(Items from an interface collection)

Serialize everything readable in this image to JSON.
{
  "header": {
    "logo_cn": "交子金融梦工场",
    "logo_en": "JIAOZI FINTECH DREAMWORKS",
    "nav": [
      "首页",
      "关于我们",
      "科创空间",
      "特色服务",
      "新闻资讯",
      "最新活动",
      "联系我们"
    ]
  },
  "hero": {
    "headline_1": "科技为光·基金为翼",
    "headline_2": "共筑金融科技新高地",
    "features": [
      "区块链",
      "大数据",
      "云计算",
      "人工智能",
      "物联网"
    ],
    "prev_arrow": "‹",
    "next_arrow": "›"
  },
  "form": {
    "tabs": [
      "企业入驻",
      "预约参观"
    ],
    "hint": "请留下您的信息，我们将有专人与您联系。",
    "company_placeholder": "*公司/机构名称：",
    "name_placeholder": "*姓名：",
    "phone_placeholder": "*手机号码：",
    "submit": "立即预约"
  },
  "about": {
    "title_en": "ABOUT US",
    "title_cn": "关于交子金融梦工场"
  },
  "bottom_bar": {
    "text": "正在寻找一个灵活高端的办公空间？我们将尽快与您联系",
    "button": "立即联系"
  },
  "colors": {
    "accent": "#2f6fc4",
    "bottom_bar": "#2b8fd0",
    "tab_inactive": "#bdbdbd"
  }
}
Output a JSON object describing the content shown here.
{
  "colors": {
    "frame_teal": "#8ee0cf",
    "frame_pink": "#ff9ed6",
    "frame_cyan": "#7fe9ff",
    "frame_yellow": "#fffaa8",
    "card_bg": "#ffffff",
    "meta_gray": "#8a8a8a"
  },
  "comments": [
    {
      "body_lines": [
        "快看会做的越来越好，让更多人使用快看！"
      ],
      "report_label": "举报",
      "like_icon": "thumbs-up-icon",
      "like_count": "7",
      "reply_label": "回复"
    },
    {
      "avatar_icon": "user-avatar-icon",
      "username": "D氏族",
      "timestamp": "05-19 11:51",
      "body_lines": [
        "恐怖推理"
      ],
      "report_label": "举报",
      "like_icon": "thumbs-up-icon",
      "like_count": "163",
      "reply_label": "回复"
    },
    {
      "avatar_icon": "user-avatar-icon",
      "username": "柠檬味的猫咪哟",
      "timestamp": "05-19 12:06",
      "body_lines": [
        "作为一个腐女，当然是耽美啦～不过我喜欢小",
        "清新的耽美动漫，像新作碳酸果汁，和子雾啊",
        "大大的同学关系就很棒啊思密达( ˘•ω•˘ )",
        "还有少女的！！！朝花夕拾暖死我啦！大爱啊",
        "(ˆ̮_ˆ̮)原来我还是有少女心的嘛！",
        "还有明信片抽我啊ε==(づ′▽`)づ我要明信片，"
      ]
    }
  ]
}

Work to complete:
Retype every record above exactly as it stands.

Expected answer:
Serialize everything readable in this image to JSON.
{
  "header": {
    "logo_cn": "交子金融梦工场",
    "logo_en": "JIAOZI FINTECH DREAMWORKS",
    "nav": [
      "首页",
      "关于我们",
      "科创空间",
      "特色服务",
      "新闻资讯",
      "最新活动",
      "联系我们"
    ]
  },
  "hero": {
    "headline_1": "科技为光·基金为翼",
    "headline_2": "共筑金融科技新高地",
    "features": [
      "区块链",
      "大数据",
      "云计算",
      "人工智能",
      "物联网"
    ],
    "prev_arrow": "‹",
    "next_arrow": "›"
  },
  "form": {
    "tabs": [
      "企业入驻",
      "预约参观"
    ],
    "hint": "请留下您的信息，我们将有专人与您联系。",
    "company_placeholder": "*公司/机构名称：",
    "name_placeholder": "*姓名：",
    "phone_placeholder": "*手机号码：",
    "submit": "立即预约"
  },
  "about": {
    "title_en": "ABOUT US",
    "title_cn": "关于交子金融梦工场"
  },
  "bottom_bar": {
    "text": "正在寻找一个灵活高端的办公空间？我们将尽快与您联系",
    "button": "立即联系"
  },
  "colors": {
    "accent": "#2f6fc4",
    "bottom_bar": "#2b8fd0",
    "tab_inactive": "#bdbdbd"
  }
}
Output a JSON object describing the content shown here.
{
  "colors": {
    "frame_teal": "#8ee0cf",
    "frame_pink": "#ff9ed6",
    "frame_cyan": "#7fe9ff",
    "frame_yellow": "#fffaa8",
    "card_bg": "#ffffff",
    "meta_gray": "#8a8a8a"
  },
  "comments": [
    {
      "body_lines": [
        "快看会做的越来越好，让更多人使用快看！"
      ],
      "report_label": "举报",
      "like_icon": "thumbs-up-icon",
      "like_count": "7",
      "reply_label": "回复"
    },
    {
      "avatar_icon": "user-avatar-icon",
      "username": "D氏族",
      "timestamp": "05-19 11:51",
      "body_lines": [
        "恐怖推理"
      ],
      "report_label": "举报",
      "like_icon": "thumbs-up-icon",
      "like_count": "163",
      "reply_label": "回复"
    },
    {
      "avatar_icon": "user-avatar-icon",
      "username": "柠檬味的猫咪哟",
      "timestamp": "05-19 12:06",
      "body_lines": [
        "作为一个腐女，当然是耽美啦～不过我喜欢小",
        "清新的耽美动漫，像新作碳酸果汁，和子雾啊",
        "大大的同学关系就很棒啊思密达( ˘•ω•˘ )",
        "还有少女的！！！朝花夕拾暖死我啦！大爱啊",
        "(ˆ̮_ˆ̮)原来我还是有少女心的嘛！",
        "还有明信片抽我啊ε==(づ′▽`)づ我要明信片，"
      ]
    }
  ]
}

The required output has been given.